▶ _WHAT IS BEING ASKED_
Provide the number of lines in the records that hold the string "name", without any other words.

▶ _INFORMATION PROVIDED_
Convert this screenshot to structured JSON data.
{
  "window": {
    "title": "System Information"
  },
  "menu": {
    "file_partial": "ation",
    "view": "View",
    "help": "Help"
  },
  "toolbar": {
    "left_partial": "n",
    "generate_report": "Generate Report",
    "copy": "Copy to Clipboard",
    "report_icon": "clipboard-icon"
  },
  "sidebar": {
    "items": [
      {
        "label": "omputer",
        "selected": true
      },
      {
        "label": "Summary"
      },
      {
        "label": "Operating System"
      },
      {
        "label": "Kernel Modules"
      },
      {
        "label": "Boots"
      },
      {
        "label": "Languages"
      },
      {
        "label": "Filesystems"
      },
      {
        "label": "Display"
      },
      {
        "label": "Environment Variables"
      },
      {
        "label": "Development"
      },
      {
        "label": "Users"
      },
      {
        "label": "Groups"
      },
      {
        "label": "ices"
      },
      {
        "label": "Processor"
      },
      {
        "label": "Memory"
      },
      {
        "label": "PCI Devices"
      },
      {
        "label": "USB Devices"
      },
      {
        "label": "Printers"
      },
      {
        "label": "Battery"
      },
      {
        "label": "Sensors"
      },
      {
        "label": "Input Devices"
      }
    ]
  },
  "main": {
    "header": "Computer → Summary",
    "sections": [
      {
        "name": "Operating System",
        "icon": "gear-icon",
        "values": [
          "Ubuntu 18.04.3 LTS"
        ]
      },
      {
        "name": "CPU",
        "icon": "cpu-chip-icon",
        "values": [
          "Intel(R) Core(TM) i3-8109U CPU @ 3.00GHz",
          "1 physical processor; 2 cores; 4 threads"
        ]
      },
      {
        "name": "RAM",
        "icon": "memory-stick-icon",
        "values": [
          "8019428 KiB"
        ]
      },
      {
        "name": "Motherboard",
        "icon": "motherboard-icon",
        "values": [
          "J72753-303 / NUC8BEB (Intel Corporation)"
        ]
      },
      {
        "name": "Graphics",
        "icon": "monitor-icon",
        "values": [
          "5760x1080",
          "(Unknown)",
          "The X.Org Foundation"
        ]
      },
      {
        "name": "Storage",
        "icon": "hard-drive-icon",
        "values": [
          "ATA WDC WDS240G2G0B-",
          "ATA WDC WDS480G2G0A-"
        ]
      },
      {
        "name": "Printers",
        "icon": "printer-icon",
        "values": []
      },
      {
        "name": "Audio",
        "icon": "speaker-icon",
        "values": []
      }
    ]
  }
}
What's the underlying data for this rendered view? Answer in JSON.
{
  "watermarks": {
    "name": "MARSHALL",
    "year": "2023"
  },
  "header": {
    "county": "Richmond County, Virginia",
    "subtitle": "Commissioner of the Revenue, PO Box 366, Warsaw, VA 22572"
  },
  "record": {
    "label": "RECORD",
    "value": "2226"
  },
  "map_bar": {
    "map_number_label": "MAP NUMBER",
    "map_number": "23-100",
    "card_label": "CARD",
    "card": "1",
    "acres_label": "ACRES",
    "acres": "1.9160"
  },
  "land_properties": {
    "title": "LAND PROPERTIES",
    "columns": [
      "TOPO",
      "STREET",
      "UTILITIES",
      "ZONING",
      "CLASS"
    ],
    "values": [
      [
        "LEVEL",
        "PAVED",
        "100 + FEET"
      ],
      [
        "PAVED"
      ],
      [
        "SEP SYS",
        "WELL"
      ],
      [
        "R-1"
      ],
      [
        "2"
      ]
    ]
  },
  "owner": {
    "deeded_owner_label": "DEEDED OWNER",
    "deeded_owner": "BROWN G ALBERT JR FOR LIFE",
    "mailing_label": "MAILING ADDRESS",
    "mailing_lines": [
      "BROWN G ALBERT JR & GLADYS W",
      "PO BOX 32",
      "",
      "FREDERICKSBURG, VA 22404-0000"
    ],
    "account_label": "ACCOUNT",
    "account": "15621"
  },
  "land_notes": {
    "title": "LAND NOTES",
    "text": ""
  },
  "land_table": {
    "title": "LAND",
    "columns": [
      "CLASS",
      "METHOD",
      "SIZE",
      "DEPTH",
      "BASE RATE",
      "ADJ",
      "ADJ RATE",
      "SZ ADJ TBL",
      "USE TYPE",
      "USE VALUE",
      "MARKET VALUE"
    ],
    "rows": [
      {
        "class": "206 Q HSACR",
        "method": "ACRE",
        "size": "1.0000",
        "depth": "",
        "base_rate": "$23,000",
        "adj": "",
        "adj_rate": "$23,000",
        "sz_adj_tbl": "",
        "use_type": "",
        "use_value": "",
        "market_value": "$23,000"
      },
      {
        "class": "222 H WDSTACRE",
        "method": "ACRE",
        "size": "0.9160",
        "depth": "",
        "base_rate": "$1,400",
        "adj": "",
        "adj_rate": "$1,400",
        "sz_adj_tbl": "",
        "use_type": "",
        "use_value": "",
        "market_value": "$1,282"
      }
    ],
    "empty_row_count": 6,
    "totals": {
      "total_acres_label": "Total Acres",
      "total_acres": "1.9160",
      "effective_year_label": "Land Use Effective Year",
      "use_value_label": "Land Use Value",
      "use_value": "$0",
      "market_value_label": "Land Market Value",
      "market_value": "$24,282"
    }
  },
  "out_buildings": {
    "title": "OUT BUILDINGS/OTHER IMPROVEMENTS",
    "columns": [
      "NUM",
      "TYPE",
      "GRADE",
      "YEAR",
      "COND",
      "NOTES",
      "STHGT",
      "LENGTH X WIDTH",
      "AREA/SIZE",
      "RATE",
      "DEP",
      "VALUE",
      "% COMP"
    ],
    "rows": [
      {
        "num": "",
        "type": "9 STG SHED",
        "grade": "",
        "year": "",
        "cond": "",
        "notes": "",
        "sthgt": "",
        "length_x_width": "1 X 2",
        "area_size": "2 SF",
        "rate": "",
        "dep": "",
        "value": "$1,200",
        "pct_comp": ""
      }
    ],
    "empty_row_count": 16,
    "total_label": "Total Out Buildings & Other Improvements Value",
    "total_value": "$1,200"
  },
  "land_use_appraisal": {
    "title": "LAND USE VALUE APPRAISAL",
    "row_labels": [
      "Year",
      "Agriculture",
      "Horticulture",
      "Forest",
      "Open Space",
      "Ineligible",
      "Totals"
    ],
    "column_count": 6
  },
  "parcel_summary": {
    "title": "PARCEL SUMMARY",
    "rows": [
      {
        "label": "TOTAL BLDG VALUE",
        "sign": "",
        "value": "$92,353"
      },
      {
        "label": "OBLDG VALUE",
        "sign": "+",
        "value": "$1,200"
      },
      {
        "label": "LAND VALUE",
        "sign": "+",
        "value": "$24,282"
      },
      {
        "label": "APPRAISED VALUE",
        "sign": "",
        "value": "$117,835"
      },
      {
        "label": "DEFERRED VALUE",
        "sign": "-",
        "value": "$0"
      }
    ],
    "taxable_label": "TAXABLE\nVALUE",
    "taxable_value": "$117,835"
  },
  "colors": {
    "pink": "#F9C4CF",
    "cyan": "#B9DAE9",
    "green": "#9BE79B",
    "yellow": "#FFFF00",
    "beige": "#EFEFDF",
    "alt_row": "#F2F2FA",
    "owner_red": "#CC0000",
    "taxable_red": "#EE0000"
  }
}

▶ _ANSWER SPACE_
9